School ‘houses’ spark teamwork, leadership

Laurel School District  |  Posted on

Laurel Middle School is committed to meeting the academic, social, and emotion needs of grade 7-8 students. To achieve these goals, a house system continues to be implemented. The purpose of the house culture is to instill teamwork, friendship, cooperation and leadership into the middle school community. The house system also offers a supportive transition from our elementary for incoming seventh graders and builds a team and competitive spirit among our middle school students. Students are randomly divided into six groups, referred to as “houses.” Houses are based on mythological characters in Ancient Greek culture. The houses, named after Greek mythological creatures, are a nod to our Spartan connections. Additionally, teacher mentors are randomly assigned a house.

Once a student joins the house, he or she remains in that house throughout middle school. Houses compete in both academic and athletic challenges, as well as in other competitions. A very important component of our house system is a service learning project. While competition amongst houses is an integral part of the process, our staff’s goal is to build a more supportive, engaging, responsible and socially aware learning environment at Laurel Middle School. Eighth graders Mara Bartley of Pegasus House, and Tyler Shearer of Sphinx House, agreed that being a part of a house is a good way to get to know classmates they are not typically around. Tyler added that it “helps you work on your social skills” and “we are teammates.”

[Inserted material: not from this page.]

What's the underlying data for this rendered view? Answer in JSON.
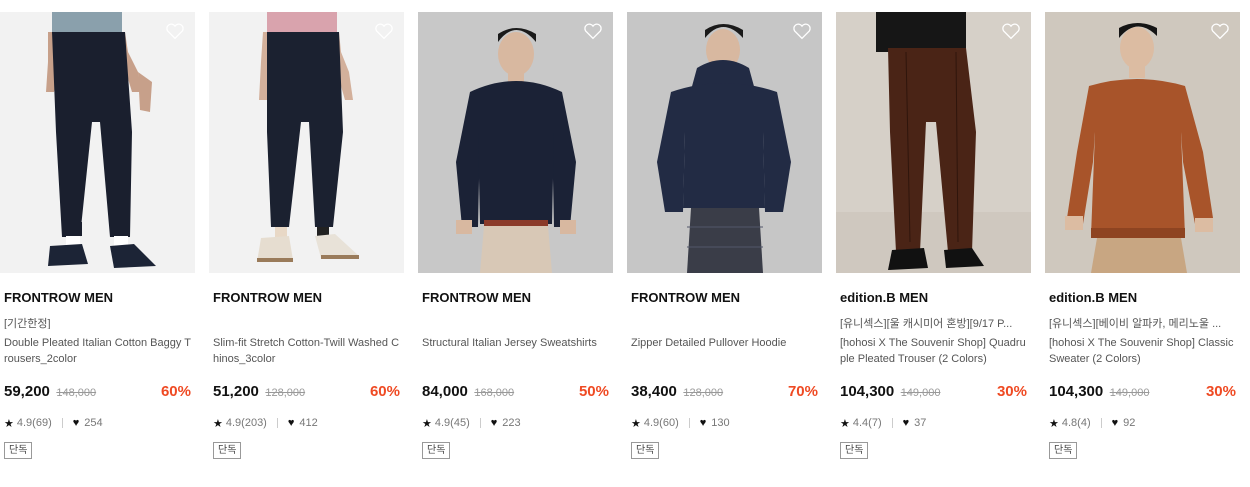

Because of pandemic restrictions, house events were limited this year, but activities and competitions were implemented in the spring. Activities included a house reveal event for the seventh graders and an end-of-the-year recognition and field day for all students. Middle school students also concluded the year with their service project, a community work day where students cleaned up the buildings and grounds on the Laurel campus. On May 27, students spend time cleaning the press box, trimming bushes, weeding, sweeping dugouts, and more. Tyler and Mara shared that the service day teaches students responsibility for the future and “what you need to get done and keep on top of.” The afternoon concluded with house team competitions like timed dance competition where students danced until they could knock ping pong balls out of an empty tissue box strapped to their backs. Students then enjoyed a movie and snacks to celebrate the year’s end. Throughout the spring, students in each house could also earn tickets for being kind, safe, or responsible and for meeting attendance and grade goals. The house with the most tickets and points earned a house luncheon during the last week of school. The middle school staff plans to start off next year by reestablishing the full house environment created early last school year.

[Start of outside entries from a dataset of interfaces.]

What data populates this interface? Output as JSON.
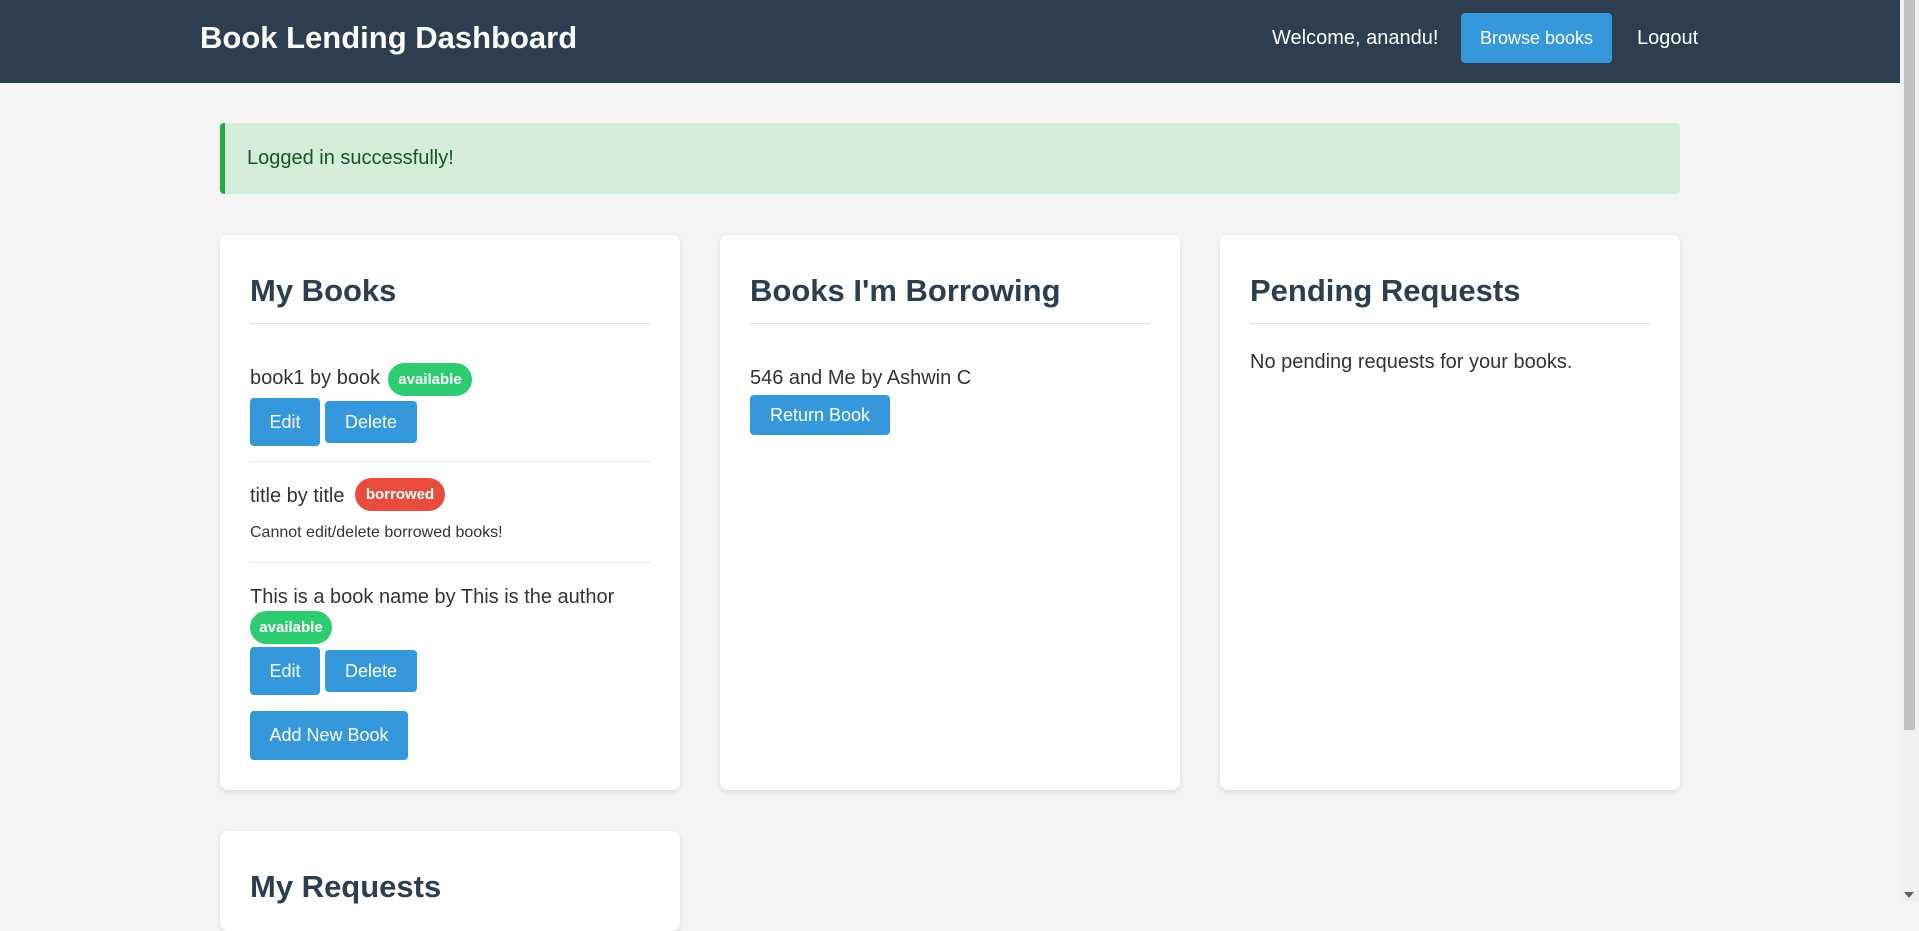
{
  "header": {
    "title": "Book Lending Dashboard",
    "welcome": "Welcome, anandu!",
    "browse_label": "Browse books",
    "logout_label": "Logout"
  },
  "alert": {
    "message": "Logged in successfully!"
  },
  "my_books": {
    "title": "My Books",
    "items": [
      {
        "text": "book1 by book",
        "status": "available",
        "edit_label": "Edit",
        "delete_label": "Delete"
      },
      {
        "text": "title by title",
        "status": "borrowed",
        "note": "Cannot edit/delete borrowed books!"
      },
      {
        "text": "This is a book name by This is the author",
        "status": "available",
        "edit_label": "Edit",
        "delete_label": "Delete"
      }
    ],
    "add_label": "Add New Book"
  },
  "borrowing": {
    "title": "Books I'm Borrowing",
    "items": [
      {
        "text": "546 and Me by Ashwin C",
        "return_label": "Return Book"
      }
    ]
  },
  "pending": {
    "title": "Pending Requests",
    "empty_text": "No pending requests for your books."
  },
  "my_requests": {
    "title": "My Requests"
  },
  "colors": {
    "navbar": "#2c3e50",
    "accent": "#3498db",
    "available": "#2ecc71",
    "borrowed": "#e74c3c",
    "alert_bg": "#d4edda"
  }
}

This article was printed in the Laurel School District Spring Newsletter.